## Description of the task
Pictures are not part of the copy; retype all the records below exactly.

-- Task input follows --

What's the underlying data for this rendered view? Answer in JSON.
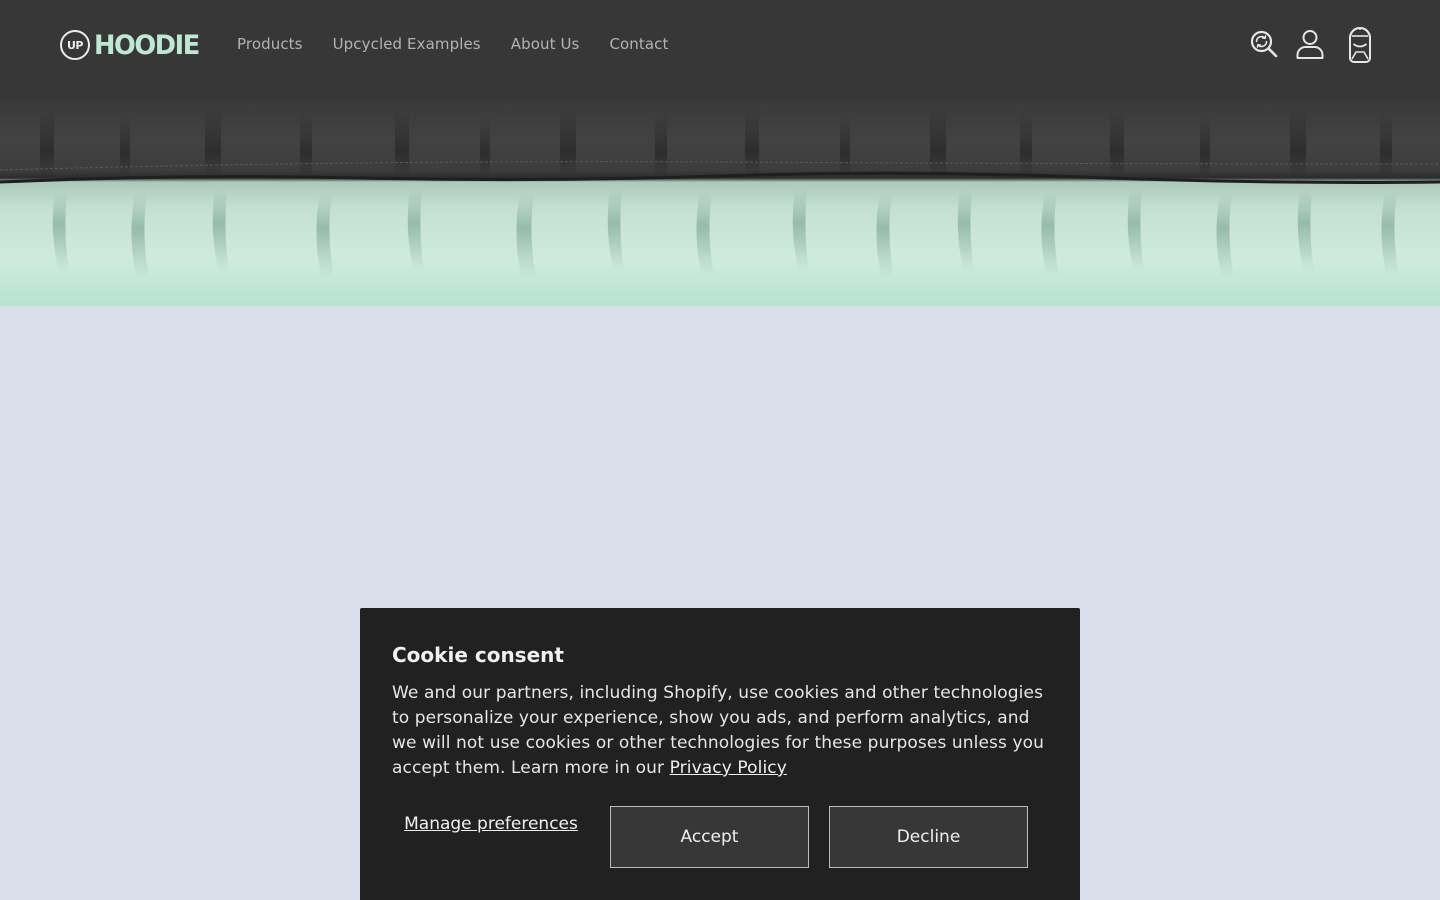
{
  "header": {
    "logo": {
      "badge_text": "UP",
      "wordmark": "HOODIE"
    },
    "nav": [
      {
        "label": "Products"
      },
      {
        "label": "Upcycled Examples"
      },
      {
        "label": "About Us"
      },
      {
        "label": "Contact"
      }
    ],
    "icons": [
      "search-icon",
      "account-icon",
      "cart-icon"
    ]
  },
  "colors": {
    "header_bg": "#373737",
    "brand_mint": "#bfe7d6",
    "page_bg": "#d8dfe9",
    "dialog_bg": "#212121",
    "button_bg": "#373737"
  },
  "cookie_consent": {
    "title": "Cookie consent",
    "body": "We and our partners, including Shopify, use cookies and other technologies to personalize your experience, show you ads, and perform analytics, and we will not use cookies or other technologies for these purposes unless you accept them. Learn more in our ",
    "privacy_link": "Privacy Policy",
    "manage_label": "Manage preferences",
    "accept_label": "Accept",
    "decline_label": "Decline"
  }
}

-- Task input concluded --

## Answer to the exercise
What's the underlying data for this rendered view? Answer in JSON.
{
  "header": {
    "logo": {
      "badge_text": "UP",
      "wordmark": "HOODIE"
    },
    "nav": [
      {
        "label": "Products"
      },
      {
        "label": "Upcycled Examples"
      },
      {
        "label": "About Us"
      },
      {
        "label": "Contact"
      }
    ],
    "icons": [
      "search-icon",
      "account-icon",
      "cart-icon"
    ]
  },
  "colors": {
    "header_bg": "#373737",
    "brand_mint": "#bfe7d6",
    "page_bg": "#d8dfe9",
    "dialog_bg": "#212121",
    "button_bg": "#373737"
  },
  "cookie_consent": {
    "title": "Cookie consent",
    "body": "We and our partners, including Shopify, use cookies and other technologies to personalize your experience, show you ads, and perform analytics, and we will not use cookies or other technologies for these purposes unless you accept them. Learn more in our ",
    "privacy_link": "Privacy Policy",
    "manage_label": "Manage preferences",
    "accept_label": "Accept",
    "decline_label": "Decline"
  }
}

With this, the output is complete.